_Work to complete_:
Make an exact copy of every entry, from the first line to the last.

======== Data records

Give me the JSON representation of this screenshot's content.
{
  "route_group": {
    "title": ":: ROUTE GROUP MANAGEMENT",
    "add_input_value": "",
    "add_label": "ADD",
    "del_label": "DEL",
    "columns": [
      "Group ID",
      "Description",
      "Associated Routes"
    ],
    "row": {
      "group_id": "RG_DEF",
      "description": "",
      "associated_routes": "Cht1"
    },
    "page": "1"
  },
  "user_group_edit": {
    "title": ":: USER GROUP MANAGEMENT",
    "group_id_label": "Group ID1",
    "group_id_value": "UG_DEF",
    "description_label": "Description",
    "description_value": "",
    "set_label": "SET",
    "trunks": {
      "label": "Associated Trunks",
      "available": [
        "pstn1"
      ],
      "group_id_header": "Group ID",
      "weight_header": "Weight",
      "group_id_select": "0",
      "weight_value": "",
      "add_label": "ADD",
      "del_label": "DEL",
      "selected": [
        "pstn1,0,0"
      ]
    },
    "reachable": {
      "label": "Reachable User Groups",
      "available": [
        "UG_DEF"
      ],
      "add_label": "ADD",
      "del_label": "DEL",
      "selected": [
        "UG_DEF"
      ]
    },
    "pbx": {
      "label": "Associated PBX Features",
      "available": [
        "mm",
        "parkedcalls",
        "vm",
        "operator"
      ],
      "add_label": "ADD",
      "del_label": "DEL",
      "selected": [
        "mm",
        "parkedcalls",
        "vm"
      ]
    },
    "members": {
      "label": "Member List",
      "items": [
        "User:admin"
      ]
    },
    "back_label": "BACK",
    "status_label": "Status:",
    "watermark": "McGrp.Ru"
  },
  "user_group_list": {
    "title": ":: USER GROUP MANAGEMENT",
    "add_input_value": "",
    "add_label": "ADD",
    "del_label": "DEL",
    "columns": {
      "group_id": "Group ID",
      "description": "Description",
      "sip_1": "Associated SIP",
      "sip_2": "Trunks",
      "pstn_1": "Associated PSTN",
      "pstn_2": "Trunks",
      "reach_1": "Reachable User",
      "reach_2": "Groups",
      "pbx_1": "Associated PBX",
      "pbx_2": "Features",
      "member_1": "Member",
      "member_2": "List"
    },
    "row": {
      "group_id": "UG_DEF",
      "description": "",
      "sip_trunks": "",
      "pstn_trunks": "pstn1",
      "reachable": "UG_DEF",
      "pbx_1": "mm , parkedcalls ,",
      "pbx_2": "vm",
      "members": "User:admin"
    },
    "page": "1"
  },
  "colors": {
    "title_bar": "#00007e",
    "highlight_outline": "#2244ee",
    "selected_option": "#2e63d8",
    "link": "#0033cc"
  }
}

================

_Answer_:
Give me the JSON representation of this screenshot's content.
{
  "route_group": {
    "title": ":: ROUTE GROUP MANAGEMENT",
    "add_input_value": "",
    "add_label": "ADD",
    "del_label": "DEL",
    "columns": [
      "Group ID",
      "Description",
      "Associated Routes"
    ],
    "row": {
      "group_id": "RG_DEF",
      "description": "",
      "associated_routes": "Cht1"
    },
    "page": "1"
  },
  "user_group_edit": {
    "title": ":: USER GROUP MANAGEMENT",
    "group_id_label": "Group ID1",
    "group_id_value": "UG_DEF",
    "description_label": "Description",
    "description_value": "",
    "set_label": "SET",
    "trunks": {
      "label": "Associated Trunks",
      "available": [
        "pstn1"
      ],
      "group_id_header": "Group ID",
      "weight_header": "Weight",
      "group_id_select": "0",
      "weight_value": "",
      "add_label": "ADD",
      "del_label": "DEL",
      "selected": [
        "pstn1,0,0"
      ]
    },
    "reachable": {
      "label": "Reachable User Groups",
      "available": [
        "UG_DEF"
      ],
      "add_label": "ADD",
      "del_label": "DEL",
      "selected": [
        "UG_DEF"
      ]
    },
    "pbx": {
      "label": "Associated PBX Features",
      "available": [
        "mm",
        "parkedcalls",
        "vm",
        "operator"
      ],
      "add_label": "ADD",
      "del_label": "DEL",
      "selected": [
        "mm",
        "parkedcalls",
        "vm"
      ]
    },
    "members": {
      "label": "Member List",
      "items": [
        "User:admin"
      ]
    },
    "back_label": "BACK",
    "status_label": "Status:",
    "watermark": "McGrp.Ru"
  },
  "user_group_list": {
    "title": ":: USER GROUP MANAGEMENT",
    "add_input_value": "",
    "add_label": "ADD",
    "del_label": "DEL",
    "columns": {
      "group_id": "Group ID",
      "description": "Description",
      "sip_1": "Associated SIP",
      "sip_2": "Trunks",
      "pstn_1": "Associated PSTN",
      "pstn_2": "Trunks",
      "reach_1": "Reachable User",
      "reach_2": "Groups",
      "pbx_1": "Associated PBX",
      "pbx_2": "Features",
      "member_1": "Member",
      "member_2": "List"
    },
    "row": {
      "group_id": "UG_DEF",
      "description": "",
      "sip_trunks": "",
      "pstn_trunks": "pstn1",
      "reachable": "UG_DEF",
      "pbx_1": "mm , parkedcalls ,",
      "pbx_2": "vm",
      "members": "User:admin"
    },
    "page": "1"
  },
  "colors": {
    "title_bar": "#00007e",
    "highlight_outline": "#2244ee",
    "selected_option": "#2e63d8",
    "link": "#0033cc"
  }
}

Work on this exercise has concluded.